39.  Generators connected to the distribution networks do not currently pay transmission network use of system charges because it is assumed their output is absorbed by local demand and therefore reduces the need for transmission capacity—a concept known as 'embedded benefits'. The level of distributed generation, particularly renewables, could increase significantly in the next decade, to the extent that local supply will at times exceed local demand, resulting in spillovers back into the transmission system. Moreover, where renewable generation is intermittent, transmission capacity will still be necessary to respond to shortfalls in supply. For this reason, the current treatment of embedded generation is not sustainable in the long run. (Paragraph 163)

40.  Because the proportion of distributed generation in the electricity mix is still very low, there is no need for Ofgem and the industry to reach an immediate decision on an enduring set of arrangements. Instead, it should wait until it can be shown clearly that distributed generation is impacting on the transmission system. We recommend the regulator develops a set of criteria to determine when it would be appropriate to reconsider this issue as the risk of change too soon is that it may exacerbate the 'lock-in' of a centralised energy system.
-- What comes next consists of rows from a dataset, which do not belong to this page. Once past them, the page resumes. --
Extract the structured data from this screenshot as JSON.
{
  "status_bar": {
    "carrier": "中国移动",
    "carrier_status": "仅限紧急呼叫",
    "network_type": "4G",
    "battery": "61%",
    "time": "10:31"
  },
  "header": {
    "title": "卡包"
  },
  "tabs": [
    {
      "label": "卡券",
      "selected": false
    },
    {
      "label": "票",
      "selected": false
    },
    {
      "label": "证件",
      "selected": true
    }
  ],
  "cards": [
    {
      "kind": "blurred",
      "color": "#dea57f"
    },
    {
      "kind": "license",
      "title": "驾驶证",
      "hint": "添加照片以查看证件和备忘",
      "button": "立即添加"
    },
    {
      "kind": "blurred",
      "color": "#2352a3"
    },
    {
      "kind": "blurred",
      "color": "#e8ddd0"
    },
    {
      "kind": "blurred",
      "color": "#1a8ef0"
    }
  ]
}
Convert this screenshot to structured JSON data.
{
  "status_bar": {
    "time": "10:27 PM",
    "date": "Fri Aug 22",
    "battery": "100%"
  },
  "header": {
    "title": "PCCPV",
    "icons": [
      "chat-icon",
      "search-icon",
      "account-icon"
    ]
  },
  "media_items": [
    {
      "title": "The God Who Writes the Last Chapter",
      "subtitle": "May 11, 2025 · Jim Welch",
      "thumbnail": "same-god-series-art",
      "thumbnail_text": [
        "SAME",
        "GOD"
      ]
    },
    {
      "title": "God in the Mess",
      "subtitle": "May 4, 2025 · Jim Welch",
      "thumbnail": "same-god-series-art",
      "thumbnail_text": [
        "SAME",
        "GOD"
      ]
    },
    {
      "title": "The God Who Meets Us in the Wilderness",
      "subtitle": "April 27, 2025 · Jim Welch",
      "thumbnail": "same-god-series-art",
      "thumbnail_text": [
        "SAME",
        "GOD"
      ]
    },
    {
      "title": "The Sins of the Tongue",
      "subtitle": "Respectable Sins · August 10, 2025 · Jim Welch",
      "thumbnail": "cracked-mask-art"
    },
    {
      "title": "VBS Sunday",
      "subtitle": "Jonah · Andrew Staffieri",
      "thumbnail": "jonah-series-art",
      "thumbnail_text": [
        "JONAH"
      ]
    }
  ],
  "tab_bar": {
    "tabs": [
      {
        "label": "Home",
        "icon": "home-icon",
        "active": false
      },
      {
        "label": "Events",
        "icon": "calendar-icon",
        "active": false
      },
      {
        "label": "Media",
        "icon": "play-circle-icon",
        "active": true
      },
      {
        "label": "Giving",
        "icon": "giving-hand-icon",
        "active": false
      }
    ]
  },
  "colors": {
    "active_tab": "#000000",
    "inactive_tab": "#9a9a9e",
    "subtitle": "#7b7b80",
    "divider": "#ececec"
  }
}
Central to the debate over the two options proposed by National Grid is the question of whether in the future there should be separate regulatory frameworks for the distribution and transmission networks, or if there is a case for regulating the whole system as a single entity. The regulator must resolve this question first, which forms part of its RPI-X@20 review, before it can conclude on an enduring set of charging arrangements for distributed generation. (Paragraph 164)

41.  Network skills

42.  The transition to a low-carbon economy will require trained people that have the skills to deliver the many challenges the networks face in the coming years. Yet an aging workforce and a lack of new recruits mean the industry currently faces an acute skills shortage. This problem has been exacerbated by a regulatory framework that has reduced firms' expenditure on skills over time. We welcome the establishment of the National Skills Academy for Power, but believe DECC and the Department for Business, Innovation and Skills need to do more to inspire young people and graduates to take up a career in the energy sector. Network companies too should face improved incentives through the price control reviews. Accordingly, this must form a key part of Ofgem's RPI-X@20 review. Looking forward, firms must also accept their role in ensuring employees have the opportunity to improve their skills. A skilled workforce will be crucial to the development of a cost-effective low-carbon energy system. As one witness put it: "Without the broad skills of all participants within the sector, the UK faces a dirtier, more expensive and less efficient future". (Paragraph 174)

previous page contents next page

House of Commons home page Parliament home page House of Lords home page search page enquiries index

© Parliamentary copyright 2010
Prepared 23 February 2010